Say What You Mean; Mean What You Say

When a person files bankruptcy, the law allows for certain “exemptions” so that the person can keep certain things that the legislature has determined are the bare necessities of life in order to make a fresh start.  Any property that is not “exempt”, and assuming it is of sufficient value, is to be gathered and then sold for the benefit of the creditors of the person filing bankruptcy. Different States have different laws about what exemptions are allowed.  While there are many similarities, each State is allowed to make its own laws concerning what is exempt and what is not or it can utilize the exemptions created by Congress.  In Illinois, one of those things that a person is allowed to keep is a bible.  In a recent case, we were again reminded that courts, when faced with unambiguous language in a law (similar to what courts will do with a contract) will enforce the exact terms of the law and not attempt to infer any intent from those words or give those words any different meaning other than their plain and ordinary meaning. In the recent case, the person who filed bankruptcy (“debtor”) had a bible.  But it was no ordinary bible.  It was a first edition Book of Mormon from 1830.  Everyone agreed that the bible was worth $10,000.  The bankruptcy trustee, and the bankruptcy court, said that the debtor should not be allowed to keep this very rare bible, but instead it should be sold for the benefit of her creditors.  It was also noted that she had several additional copies of the Book of Mormon...

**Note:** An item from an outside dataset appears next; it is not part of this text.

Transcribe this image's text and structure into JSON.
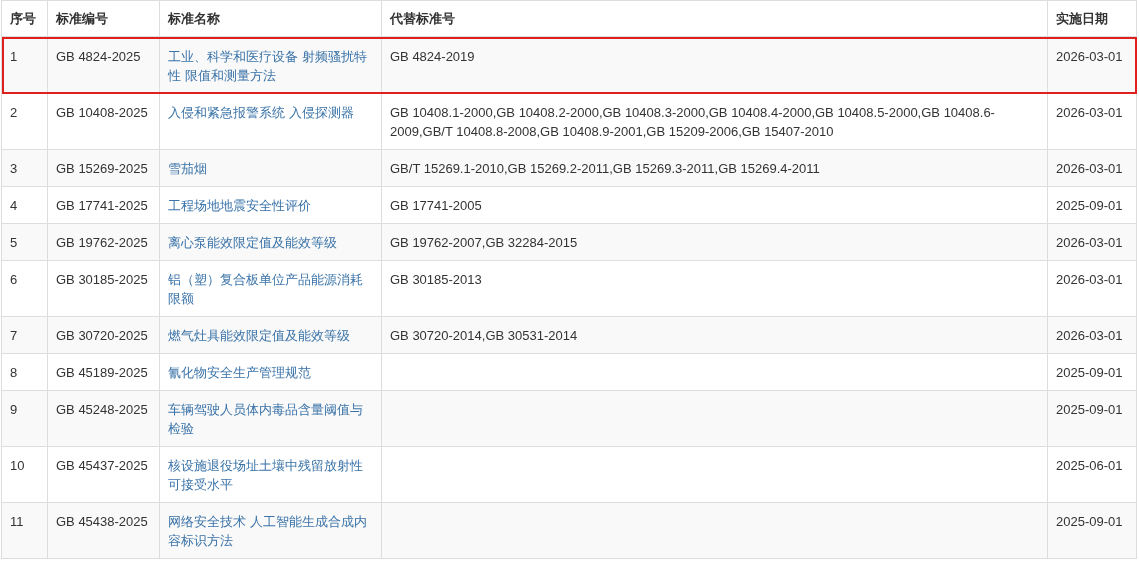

Ag Lending: Could Selling Crops Be a Crime?

Ag Lending: Could Selling Crops Be a Crime? In an agriculture heavy state such as Indiana, lenders necessarily will have a certain portion of its lending dedicated to agricultural and farming operations.   There are certain protections for lenders under both Indiana law and federal law, which, while easy to follow, may not often be employed by lenders. The Uniform Commercial Code (“UCC”) was written to provide guidance concerning commercial transactions, and has been adopted in some fashion throughout the United States, including Indiana.  States are free, however, to adopt certain other provisions or deviations from the UCC.  As a general rule under the UCC, someone who buys a product in the “ordinary course” of the seller’s business buys that product free from any security interest or lien that a lender may have attached to that product.  This is true even if the lien is perfected and the buyer knows about the lien. Historically, there was an exception to this rule for “farm products”, which includes crops.  Therefore, under the UCC, a wholesale buyer of a farmer’s crops bought those crops subject to any lender’s lien. Congress, however, passed a federal law in 1985 to override this UCC exception, and stated that a buyer who in the ordinary course of business buys a farm product from a seller engaged in farming operations buys that farm product free of any lender’s lien. As with every rule, there are exceptions, and this one is no different.  This same federal law provides that the buyer of farm products will take the farm products subject to the lender’s lien if the buyer has been...
Page 3 of 1112345...10...Last »